Other books in the series

Sano Ichiro (1 - 10 of 18 books)
  • Shinju (Sano Ichiro, #1)
  • Bundori (Sano Ichiro, #2)
  • The Way of the Traitor  (Sano Ichiro, #3)
  • The Concubine's Tattoo (Sano Ichiro, #4)
  • The Samurai's Wife (Sano Ichiro, #5)
  • Black Lotus (Sano Ichiro, #6)
  • The Pillow Book of Lady Wisteria (Sano Ichiro, #7)
  • The Dragon King's Palace (Sano Ichiro, #8)
  • The Perfumed Sleeve (Sano Ichiro, #9)

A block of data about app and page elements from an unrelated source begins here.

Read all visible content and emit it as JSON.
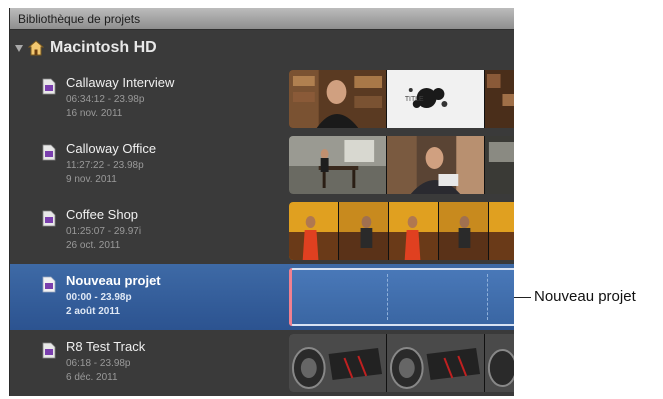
{
  "window": {
    "title": "Bibliothèque de projets"
  },
  "volume": {
    "label": "Macintosh HD",
    "icon": "house-icon"
  },
  "projects": [
    {
      "name": "Callaway Interview",
      "timecode": "06:34:12 - 23.98p",
      "date": "16 nov. 2011",
      "selected": false
    },
    {
      "name": "Calloway Office",
      "timecode": "11:27:22 - 23.98p",
      "date": "9 nov. 2011",
      "selected": false
    },
    {
      "name": "Coffee Shop",
      "timecode": "01:25:07 - 29.97i",
      "date": "26 oct. 2011",
      "selected": false
    },
    {
      "name": "Nouveau projet",
      "timecode": "00:00 - 23.98p",
      "date": "2 août 2011",
      "selected": true
    },
    {
      "name": "R8 Test Track",
      "timecode": "06:18 - 23.98p",
      "date": "6 déc. 2011",
      "selected": false
    }
  ],
  "callout": {
    "label": "Nouveau projet"
  },
  "colors": {
    "selection": "#3e6aa6",
    "panel": "#3a3a3a",
    "titlebar": "#a8a8a8"
  }
}
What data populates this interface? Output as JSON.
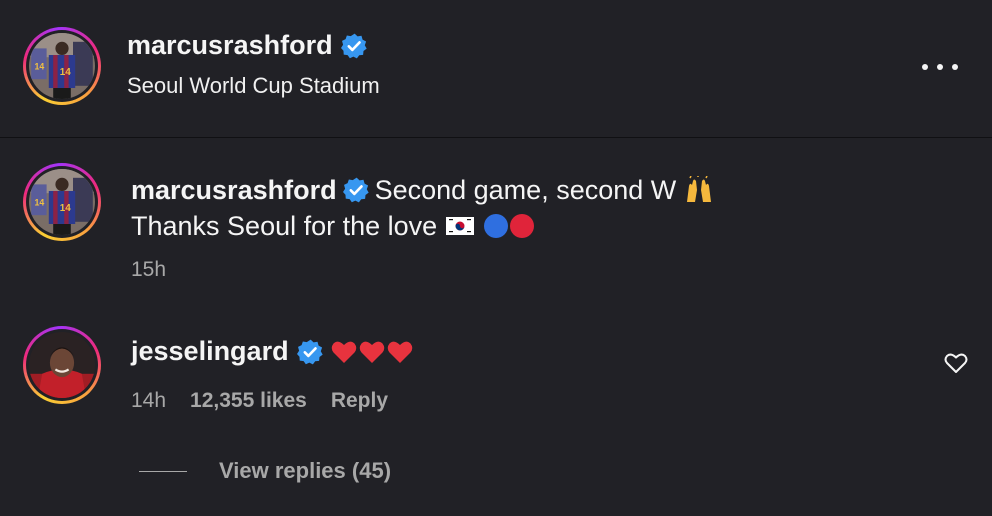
{
  "post_header": {
    "username": "marcusrashford",
    "location": "Seoul World Cup Stadium",
    "more_icon": "more-options-icon"
  },
  "caption": {
    "username": "marcusrashford",
    "text_line1": "Second game, second W",
    "text_line2": "Thanks Seoul for the love",
    "emoji_line1": "raising-hands",
    "emoji_line2": [
      "south-korea-flag",
      "blue-circle",
      "red-circle"
    ],
    "time": "15h"
  },
  "comment": {
    "username": "jesselingard",
    "hearts": "❤️❤️❤️",
    "time": "14h",
    "likes": "12,355 likes",
    "reply": "Reply",
    "view_replies": "View replies (45)",
    "like_icon": "heart-outline-icon"
  },
  "colors": {
    "background": "#212126",
    "text": "#f5f5f5",
    "muted": "#a8a8a8",
    "verified": "#3797f0"
  }
}
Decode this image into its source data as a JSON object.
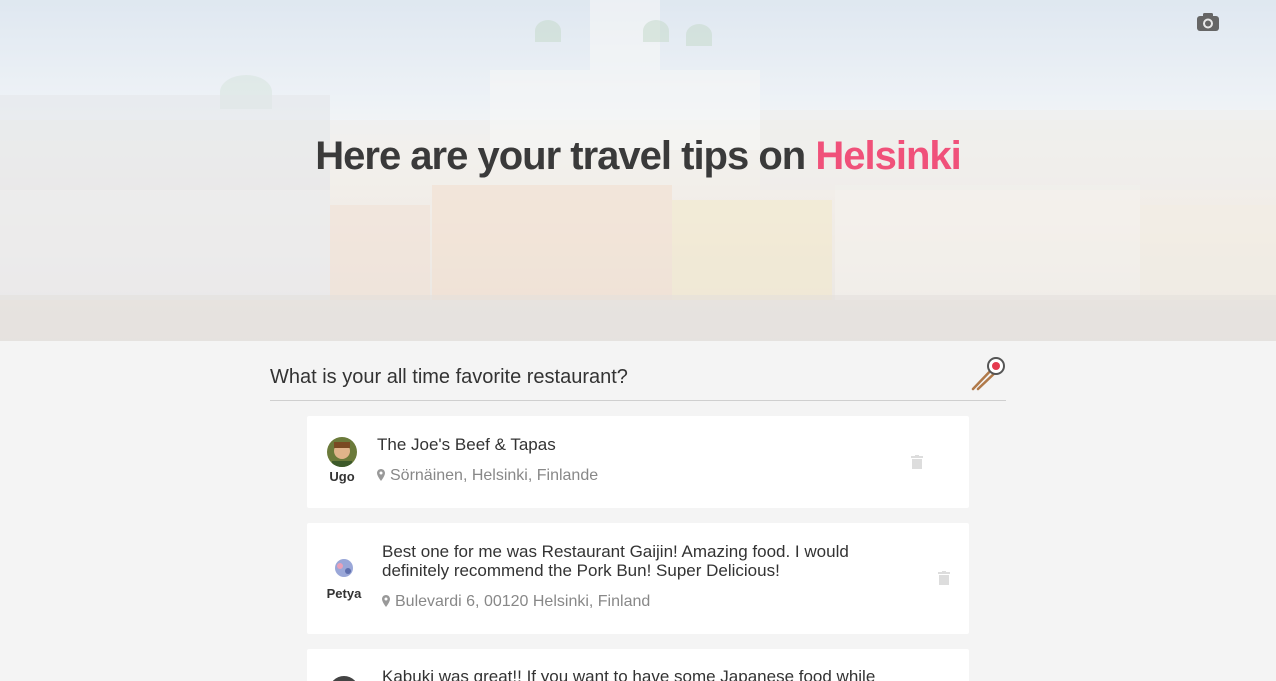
{
  "hero": {
    "title_prefix": "Here are your travel tips on ",
    "city": "Helsinki",
    "camera_icon": "camera-icon"
  },
  "question": {
    "text": "What is your all time favorite restaurant?",
    "icon": "sushi-icon"
  },
  "tips": [
    {
      "author": "Ugo",
      "text": "The Joe's Beef & Tapas",
      "location": "Sörnäinen, Helsinki, Finlande"
    },
    {
      "author": "Petya",
      "text": "Best one for me was Restaurant Gaijin! Amazing food. I would definitely recommend the Pork Bun! Super Delicious!",
      "location": "Bulevardi 6, 00120 Helsinki, Finland"
    },
    {
      "author": "",
      "text": "Kabuki was great!! If you want to have some Japanese food while",
      "location": ""
    }
  ],
  "colors": {
    "accent": "#f0517a",
    "text": "#333333",
    "muted": "#888888"
  }
}
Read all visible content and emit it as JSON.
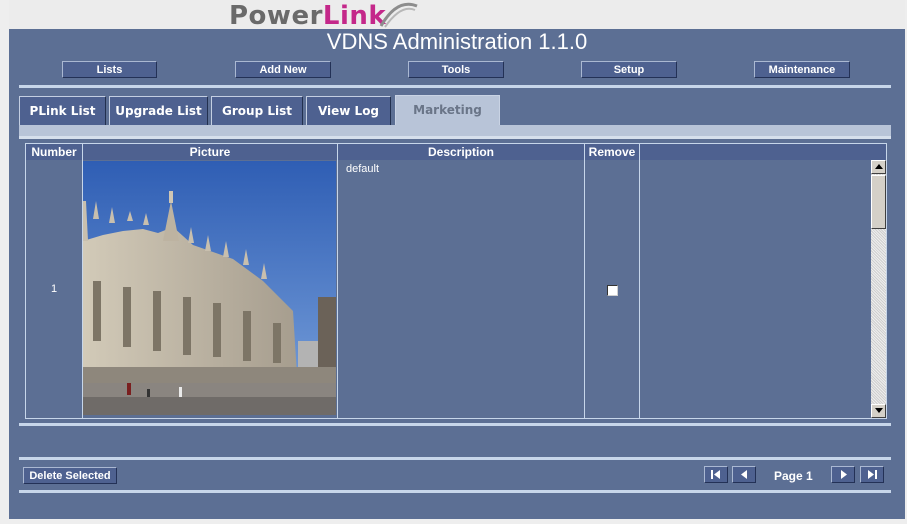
{
  "brand": {
    "logo_plain": "Power",
    "logo_accent": "Link"
  },
  "app_title": "VDNS Administration 1.1.0",
  "nav": {
    "lists": "Lists",
    "add_new": "Add New",
    "tools": "Tools",
    "setup": "Setup",
    "maintenance": "Maintenance"
  },
  "tabs": [
    "PLink List",
    "Upgrade List",
    "Group List",
    "View Log",
    "Marketing"
  ],
  "active_tab": "Marketing",
  "grid": {
    "columns": [
      "Number",
      "Picture",
      "Description",
      "Remove"
    ],
    "rows": [
      {
        "number": "1",
        "picture": "cathedral-photo",
        "description": "default",
        "remove": false
      }
    ]
  },
  "footer": {
    "delete_selected": "Delete Selected",
    "page_label": "Page 1"
  },
  "colors": {
    "panel": "#5c6f94",
    "button": "#4e6190",
    "rule": "#c7d6ea",
    "logo_accent": "#c4288a"
  }
}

  • The Assassin's Touch (Sano Ichiro, #10)